> [Exercise objective] Show the lines below where "gspt" occurs.

Extracted data entries
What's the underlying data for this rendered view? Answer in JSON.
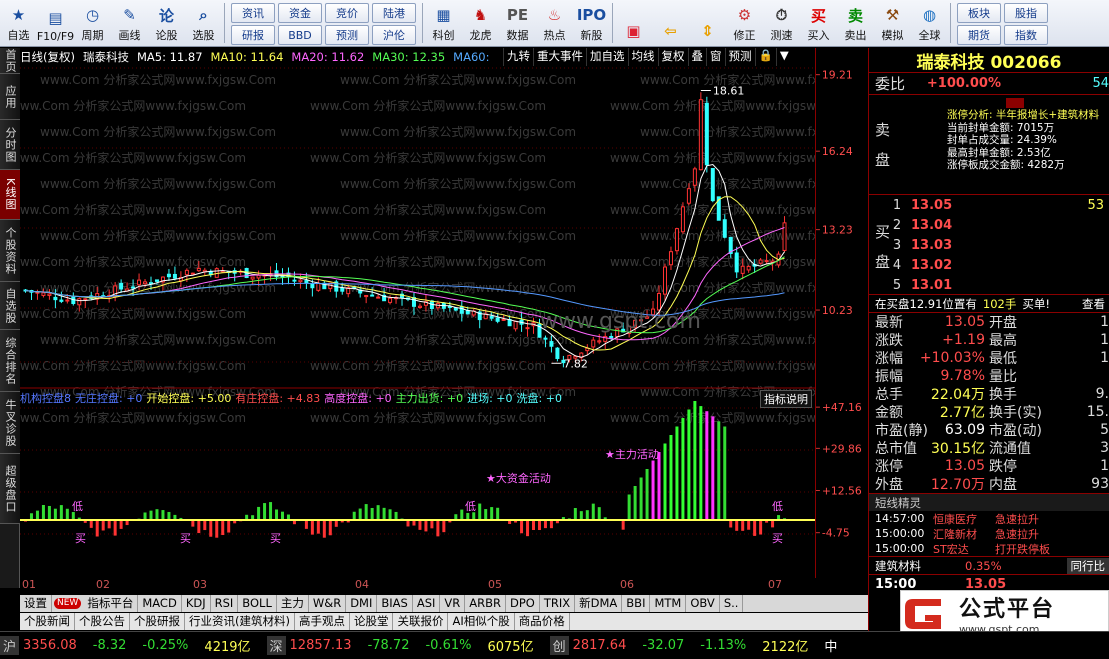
{
  "toolbar": {
    "buttons": [
      {
        "label": "自选",
        "icon": "star-icon",
        "glyph": "★"
      },
      {
        "label": "F10/F9",
        "icon": "f10-icon",
        "glyph": "▤"
      },
      {
        "label": "周期",
        "icon": "clock-icon",
        "glyph": "◷"
      },
      {
        "label": "画线",
        "icon": "pencil-icon",
        "glyph": "✎"
      },
      {
        "label": "论股",
        "icon": "discuss-icon",
        "glyph": "论"
      },
      {
        "label": "选股",
        "icon": "magnifier-icon",
        "glyph": "⌕"
      }
    ],
    "grid": [
      "资讯",
      "资金",
      "竞价",
      "陆港",
      "研报",
      "BBD",
      "预测",
      "沪伦"
    ],
    "buttons2": [
      {
        "label": "科创",
        "icon": "chart-board-icon",
        "glyph": "▦"
      },
      {
        "label": "龙虎",
        "icon": "dragon-tiger-icon",
        "glyph": "♞"
      },
      {
        "label": "数据",
        "icon": "pe-icon",
        "glyph": "PE"
      },
      {
        "label": "热点",
        "icon": "hot-icon",
        "glyph": "♨"
      },
      {
        "label": "新股",
        "icon": "ipo-icon",
        "glyph": "IPO"
      }
    ],
    "buttons3": [
      {
        "label": "",
        "icon": "window-layout-icon",
        "glyph": "▣"
      },
      {
        "label": "",
        "icon": "back-arrow-icon",
        "glyph": "⇦"
      },
      {
        "label": "",
        "icon": "up-down-icon",
        "glyph": "⇕"
      },
      {
        "label": "修正",
        "icon": "settings-icon",
        "glyph": "⚙"
      },
      {
        "label": "测速",
        "icon": "speed-test-icon",
        "glyph": "⏱"
      },
      {
        "label": "买入",
        "icon": "buy-icon",
        "glyph": "买"
      },
      {
        "label": "卖出",
        "icon": "sell-icon",
        "glyph": "卖"
      },
      {
        "label": "模拟",
        "icon": "hammer-icon",
        "glyph": "⚒"
      },
      {
        "label": "全球",
        "icon": "globe-icon",
        "glyph": "◍"
      }
    ],
    "grid2": [
      "板块",
      "股指",
      "期货",
      "指数"
    ]
  },
  "sidebar": [
    "首页",
    "应用",
    "分时图",
    "K线图",
    "个股资料",
    "自选股",
    "综合排名",
    "牛叉诊股",
    "超级盘口"
  ],
  "chart_header": {
    "period": "日线(复权)",
    "name": "瑞泰科技",
    "ma5": "MA5: 11.87",
    "ma10": "MA10: 11.64",
    "ma20": "MA20: 11.62",
    "ma30": "MA30: 12.35",
    "ma60": "MA60:",
    "tools": [
      "九转",
      "重大事件",
      "加自选",
      "均线",
      "复权",
      "叠",
      "窗",
      "预测",
      "🔒",
      "▼"
    ]
  },
  "watermark": "www.Com 分析家公式网www.fxjgsw.Com",
  "site_watermark": "www.gspt.com",
  "price_axis": [
    "19.21",
    "16.24",
    "13.23",
    "10.23"
  ],
  "indicator_axis": [
    "+47.16",
    "+29.86",
    "+12.56",
    "-4.75"
  ],
  "annotations": {
    "high": "18.61",
    "low": "7.82",
    "big_fund": "大资金活动",
    "main_active": "主力活动",
    "buy": "买",
    "low_label": "低"
  },
  "indicator_header": {
    "name": "机构控盘8",
    "no_control": "无庄控盘: +0",
    "start": "开始控盘: +5.00",
    "with": "有庄控盘: +4.83",
    "high": "高度控盘: +0",
    "out": "主力出货: +0",
    "in": "进场: +0",
    "wash": "洗盘: +0",
    "explain": "指标说明"
  },
  "date_axis": [
    "01",
    "02",
    "03",
    "04",
    "05",
    "06",
    "07"
  ],
  "indicator_tabs": [
    "设置",
    "NEW",
    "指标平台",
    "MACD",
    "KDJ",
    "RSI",
    "BOLL",
    "主力",
    "W&R",
    "DMI",
    "BIAS",
    "ASI",
    "VR",
    "ARBR",
    "DPO",
    "TRIX",
    "新DMA",
    "BBI",
    "MTM",
    "OBV",
    "S.."
  ],
  "info_tabs": [
    "个股新闻",
    "个股公告",
    "个股研报",
    "行业资讯(建筑材料)",
    "高手观点",
    "论股堂",
    "关联报价",
    "AI相似个股",
    "商品价格"
  ],
  "status": {
    "sh_label": "沪",
    "sh_value": "3356.08",
    "sh_change": "-8.32",
    "sh_pct": "-0.25%",
    "sh_amount": "4219亿",
    "sz_label": "深",
    "sz_value": "12857.13",
    "sz_change": "-78.72",
    "sz_pct": "-0.61%",
    "sz_amount": "6075亿",
    "cy_label": "创",
    "cy_value": "2817.64",
    "cy_change": "-32.07",
    "cy_pct": "-1.13%",
    "cy_amount": "2122亿",
    "extra": "中"
  },
  "panel": {
    "title": "瑞泰科技 002066",
    "weibi_label": "委比",
    "weibi_value": "+100.00%",
    "weibi_extra": "54",
    "zt_title": "涨停分析: 半年报增长+建筑材料",
    "zt_lines": [
      "当前封单金额: 7015万",
      "封单占成交量: 24.39%",
      "最高封单金额: 2.53亿",
      "涨停板成交金额: 4282万"
    ],
    "sell_label": "卖盘",
    "buy_label": "买盘",
    "bids": [
      {
        "i": "1",
        "p": "13.05",
        "q": "53"
      },
      {
        "i": "2",
        "p": "13.04",
        "q": ""
      },
      {
        "i": "3",
        "p": "13.03",
        "q": ""
      },
      {
        "i": "4",
        "p": "13.02",
        "q": ""
      },
      {
        "i": "5",
        "p": "13.01",
        "q": ""
      }
    ],
    "queue_line": "在买盘12.91位置有",
    "queue_qty": "102手",
    "queue_action": "买单!",
    "queue_view": "查看",
    "quotes": [
      {
        "k": "最新",
        "v": "13.05",
        "c": "red",
        "k2": "开盘",
        "v2": "1"
      },
      {
        "k": "涨跌",
        "v": "+1.19",
        "c": "red",
        "k2": "最高",
        "v2": "1"
      },
      {
        "k": "涨幅",
        "v": "+10.03%",
        "c": "red",
        "k2": "最低",
        "v2": "1"
      },
      {
        "k": "振幅",
        "v": "9.78%",
        "c": "red",
        "k2": "量比",
        "v2": ""
      },
      {
        "k": "总手",
        "v": "22.04万",
        "c": "yel",
        "k2": "换手",
        "v2": "9."
      },
      {
        "k": "金额",
        "v": "2.77亿",
        "c": "yel",
        "k2": "换手(实)",
        "v2": "15."
      },
      {
        "k": "市盈(静)",
        "v": "63.09",
        "c": "wht",
        "k2": "市盈(动)",
        "v2": "5"
      },
      {
        "k": "总市值",
        "v": "30.15亿",
        "c": "yel",
        "k2": "流通值",
        "v2": "3"
      },
      {
        "k": "涨停",
        "v": "13.05",
        "c": "red",
        "k2": "跌停",
        "v2": "1"
      },
      {
        "k": "外盘",
        "v": "12.70万",
        "c": "red",
        "k2": "内盘",
        "v2": "93"
      }
    ],
    "short_title": "短线精灵",
    "short_rows": [
      {
        "t": "14:57:00",
        "n": "恒康医疗",
        "e": "急速拉升"
      },
      {
        "t": "15:00:00",
        "n": "汇隆新材",
        "e": "急速拉升"
      },
      {
        "t": "15:00:00",
        "n": "ST宏达",
        "e": "打开跌停板"
      }
    ],
    "sector_name": "建筑材料",
    "sector_pct": "0.35%",
    "sector_btn": "同行比",
    "last_time": "15:00",
    "last_price": "13.05"
  },
  "logo": {
    "name": "公式平台",
    "url": "www.gspt.com"
  },
  "chart_data": {
    "type": "candlestick",
    "title": "瑞泰科技",
    "ylim": [
      7.0,
      19.5
    ],
    "x_labels": [
      "01",
      "02",
      "03",
      "04",
      "05",
      "06",
      "07"
    ],
    "annotations": {
      "high": 18.61,
      "low": 7.82
    }
  }
}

> [Your solution]
  "site_watermark": "www.gspt.com",
    "url": "www.gspt.com"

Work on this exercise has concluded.